The first season of X-MEN:TAS we got away with something rarely seen in American animated television: we showed a continuing story set over 13 episodes. For us to be allowed to do this was a tough fight since every business interest invovled worried that delays unique to animation could make us miss our planned air dates. In the end they were right, and our connected storytelling cost them a lot of money. They made much more when the series became a hit, of course, but the damage had been done: no more connected stories. Occasional multi-parters might be okay (we pushed that hard), but episodes must STAND ALONE. Well, we cheated. We gave the network a two-part episode, then nine “stand alone” episodes, then a two-parter. The trick was that the final two-parter resolved a problem (Xavier and Magneto kidnaped together) that we had set up in the opening story, and the nine episodes in-between all “touched base” with the kidnaped characters.
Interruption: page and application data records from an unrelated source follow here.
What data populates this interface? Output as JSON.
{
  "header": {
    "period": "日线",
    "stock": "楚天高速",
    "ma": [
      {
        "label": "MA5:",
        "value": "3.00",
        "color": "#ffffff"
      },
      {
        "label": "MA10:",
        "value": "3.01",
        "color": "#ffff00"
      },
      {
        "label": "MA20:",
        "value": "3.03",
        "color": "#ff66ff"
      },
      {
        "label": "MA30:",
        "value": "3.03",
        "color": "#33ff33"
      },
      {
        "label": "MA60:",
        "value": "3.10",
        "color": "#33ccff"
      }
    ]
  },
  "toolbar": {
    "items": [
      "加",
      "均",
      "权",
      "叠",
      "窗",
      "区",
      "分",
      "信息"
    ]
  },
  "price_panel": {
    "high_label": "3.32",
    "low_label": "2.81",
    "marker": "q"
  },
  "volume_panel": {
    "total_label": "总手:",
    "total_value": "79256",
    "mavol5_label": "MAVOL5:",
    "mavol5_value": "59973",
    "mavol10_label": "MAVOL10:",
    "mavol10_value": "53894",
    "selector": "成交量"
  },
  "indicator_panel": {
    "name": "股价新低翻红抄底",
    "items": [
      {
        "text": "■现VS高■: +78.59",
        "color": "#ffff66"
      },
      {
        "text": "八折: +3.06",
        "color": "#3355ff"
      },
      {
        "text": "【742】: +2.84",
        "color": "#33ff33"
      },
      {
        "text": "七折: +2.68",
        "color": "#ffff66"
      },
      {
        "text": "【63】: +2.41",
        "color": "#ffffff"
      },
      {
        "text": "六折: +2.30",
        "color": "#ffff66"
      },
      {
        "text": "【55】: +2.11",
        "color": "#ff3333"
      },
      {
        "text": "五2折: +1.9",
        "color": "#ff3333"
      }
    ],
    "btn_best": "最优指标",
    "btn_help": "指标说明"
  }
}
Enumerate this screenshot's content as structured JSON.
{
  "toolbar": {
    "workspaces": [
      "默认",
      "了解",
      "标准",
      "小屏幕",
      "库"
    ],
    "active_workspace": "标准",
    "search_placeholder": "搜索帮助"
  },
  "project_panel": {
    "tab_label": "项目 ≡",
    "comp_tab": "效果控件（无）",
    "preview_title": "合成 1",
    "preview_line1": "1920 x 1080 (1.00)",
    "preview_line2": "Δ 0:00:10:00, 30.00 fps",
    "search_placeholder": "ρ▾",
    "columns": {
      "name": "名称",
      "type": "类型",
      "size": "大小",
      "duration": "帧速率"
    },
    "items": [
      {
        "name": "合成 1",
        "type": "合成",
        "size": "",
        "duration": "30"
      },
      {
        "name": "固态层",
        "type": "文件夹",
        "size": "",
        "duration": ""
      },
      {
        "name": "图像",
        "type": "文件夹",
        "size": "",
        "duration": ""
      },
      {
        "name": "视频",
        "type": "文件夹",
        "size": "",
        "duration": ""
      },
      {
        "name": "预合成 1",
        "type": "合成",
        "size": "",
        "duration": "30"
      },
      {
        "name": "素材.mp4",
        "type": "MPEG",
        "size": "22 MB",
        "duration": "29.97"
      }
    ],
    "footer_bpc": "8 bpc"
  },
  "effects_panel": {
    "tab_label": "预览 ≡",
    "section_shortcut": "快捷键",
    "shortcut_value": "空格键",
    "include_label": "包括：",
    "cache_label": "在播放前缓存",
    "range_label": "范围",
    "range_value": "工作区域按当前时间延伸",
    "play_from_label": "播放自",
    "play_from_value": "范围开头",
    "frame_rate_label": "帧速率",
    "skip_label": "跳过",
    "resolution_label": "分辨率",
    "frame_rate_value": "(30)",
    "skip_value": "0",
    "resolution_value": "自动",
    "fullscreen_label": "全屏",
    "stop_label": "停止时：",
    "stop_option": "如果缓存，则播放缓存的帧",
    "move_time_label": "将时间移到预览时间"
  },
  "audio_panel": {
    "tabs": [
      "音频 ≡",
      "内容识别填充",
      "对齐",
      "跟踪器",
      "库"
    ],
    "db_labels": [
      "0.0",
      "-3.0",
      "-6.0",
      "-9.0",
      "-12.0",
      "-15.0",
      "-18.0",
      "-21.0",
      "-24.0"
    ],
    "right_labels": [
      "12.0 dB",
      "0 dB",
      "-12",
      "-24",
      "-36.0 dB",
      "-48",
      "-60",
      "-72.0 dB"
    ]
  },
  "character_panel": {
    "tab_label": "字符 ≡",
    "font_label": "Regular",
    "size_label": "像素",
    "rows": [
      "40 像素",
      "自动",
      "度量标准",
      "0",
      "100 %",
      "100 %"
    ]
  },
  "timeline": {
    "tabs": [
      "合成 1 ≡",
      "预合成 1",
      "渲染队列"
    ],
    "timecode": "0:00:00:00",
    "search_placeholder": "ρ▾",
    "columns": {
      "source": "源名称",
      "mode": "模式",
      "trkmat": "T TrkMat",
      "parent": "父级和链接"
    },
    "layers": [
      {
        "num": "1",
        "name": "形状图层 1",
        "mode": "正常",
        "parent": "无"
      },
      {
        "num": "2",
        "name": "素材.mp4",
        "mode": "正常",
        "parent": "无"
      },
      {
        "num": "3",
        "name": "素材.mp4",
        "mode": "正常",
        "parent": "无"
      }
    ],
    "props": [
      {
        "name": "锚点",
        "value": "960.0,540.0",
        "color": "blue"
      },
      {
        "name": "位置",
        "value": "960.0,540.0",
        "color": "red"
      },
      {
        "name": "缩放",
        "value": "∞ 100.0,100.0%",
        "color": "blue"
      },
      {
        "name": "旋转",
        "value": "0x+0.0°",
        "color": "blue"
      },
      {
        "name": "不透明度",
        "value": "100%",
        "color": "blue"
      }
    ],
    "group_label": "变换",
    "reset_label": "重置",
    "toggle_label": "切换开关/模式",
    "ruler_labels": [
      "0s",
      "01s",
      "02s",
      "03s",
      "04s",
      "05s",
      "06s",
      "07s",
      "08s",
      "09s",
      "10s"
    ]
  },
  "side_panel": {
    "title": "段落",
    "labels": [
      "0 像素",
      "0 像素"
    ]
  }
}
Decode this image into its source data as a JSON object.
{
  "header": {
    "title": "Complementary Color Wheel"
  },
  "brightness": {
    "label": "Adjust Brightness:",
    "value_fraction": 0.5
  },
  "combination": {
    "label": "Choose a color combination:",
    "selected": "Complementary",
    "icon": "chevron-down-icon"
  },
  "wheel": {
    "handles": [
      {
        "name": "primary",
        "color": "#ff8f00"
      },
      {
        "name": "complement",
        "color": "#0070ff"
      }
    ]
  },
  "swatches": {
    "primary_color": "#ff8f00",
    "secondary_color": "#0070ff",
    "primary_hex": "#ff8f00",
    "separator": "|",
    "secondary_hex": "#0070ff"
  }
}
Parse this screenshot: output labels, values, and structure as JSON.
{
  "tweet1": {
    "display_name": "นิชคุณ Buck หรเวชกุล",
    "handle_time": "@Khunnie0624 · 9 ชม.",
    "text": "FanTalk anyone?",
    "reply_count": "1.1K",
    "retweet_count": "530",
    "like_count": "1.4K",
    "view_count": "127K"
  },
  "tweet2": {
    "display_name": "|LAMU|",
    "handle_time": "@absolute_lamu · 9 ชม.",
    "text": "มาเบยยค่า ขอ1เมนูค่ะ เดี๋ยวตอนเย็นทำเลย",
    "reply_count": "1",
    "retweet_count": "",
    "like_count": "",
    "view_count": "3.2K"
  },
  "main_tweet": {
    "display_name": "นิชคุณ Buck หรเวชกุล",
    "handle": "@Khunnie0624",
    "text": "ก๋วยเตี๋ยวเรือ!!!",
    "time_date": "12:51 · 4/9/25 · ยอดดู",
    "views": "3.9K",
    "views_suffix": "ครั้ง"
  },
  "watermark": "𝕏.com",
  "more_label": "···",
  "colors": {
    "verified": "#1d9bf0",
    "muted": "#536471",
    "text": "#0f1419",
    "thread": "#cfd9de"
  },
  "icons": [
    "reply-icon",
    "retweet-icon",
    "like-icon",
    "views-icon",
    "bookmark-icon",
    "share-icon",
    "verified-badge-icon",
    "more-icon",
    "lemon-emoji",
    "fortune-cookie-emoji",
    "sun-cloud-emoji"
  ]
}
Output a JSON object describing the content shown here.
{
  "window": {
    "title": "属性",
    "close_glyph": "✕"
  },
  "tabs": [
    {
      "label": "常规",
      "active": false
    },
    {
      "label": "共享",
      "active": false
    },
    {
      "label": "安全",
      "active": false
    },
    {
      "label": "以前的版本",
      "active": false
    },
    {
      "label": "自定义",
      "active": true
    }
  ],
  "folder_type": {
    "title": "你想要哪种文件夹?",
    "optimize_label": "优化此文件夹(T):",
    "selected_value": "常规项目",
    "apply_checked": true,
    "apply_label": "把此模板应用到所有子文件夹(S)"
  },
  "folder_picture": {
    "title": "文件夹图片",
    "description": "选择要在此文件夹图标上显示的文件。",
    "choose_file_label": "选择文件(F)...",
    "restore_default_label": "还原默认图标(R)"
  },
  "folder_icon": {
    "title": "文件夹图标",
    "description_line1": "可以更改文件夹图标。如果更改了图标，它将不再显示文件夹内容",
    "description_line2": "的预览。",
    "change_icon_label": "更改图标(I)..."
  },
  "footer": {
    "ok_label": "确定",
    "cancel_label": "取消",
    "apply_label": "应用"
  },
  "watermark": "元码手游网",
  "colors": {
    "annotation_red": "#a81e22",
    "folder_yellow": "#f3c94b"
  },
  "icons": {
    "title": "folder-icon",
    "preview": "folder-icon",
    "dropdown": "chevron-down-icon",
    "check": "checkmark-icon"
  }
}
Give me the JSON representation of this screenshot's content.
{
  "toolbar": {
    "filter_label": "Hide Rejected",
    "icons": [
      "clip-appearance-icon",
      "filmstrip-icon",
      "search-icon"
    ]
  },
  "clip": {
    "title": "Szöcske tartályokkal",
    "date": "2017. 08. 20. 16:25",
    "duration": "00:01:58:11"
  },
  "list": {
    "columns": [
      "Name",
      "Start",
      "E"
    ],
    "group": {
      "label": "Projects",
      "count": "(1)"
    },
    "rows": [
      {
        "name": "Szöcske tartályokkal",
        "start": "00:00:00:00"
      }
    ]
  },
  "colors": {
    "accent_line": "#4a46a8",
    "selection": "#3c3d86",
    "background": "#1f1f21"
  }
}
So to our audience, it felt like a continuing story. This continuing background “B story” seemed to knit it all together. I’m not sure what would have happened if the middle episodes had been shown out-of-order. Our theory was that they would still make sense that way. Perhaps we one day will make an experiment — starting with eps. 14/15 (“Till Death Do Us Part”), then mixing up episodes 16-24 at random, then concluding with the planned season finale of 25/26 (“Reunion”). Or maybe some fans could make a weekend of it and let us know the results. In any case, apologies to our network for bending the rules. But we like the results.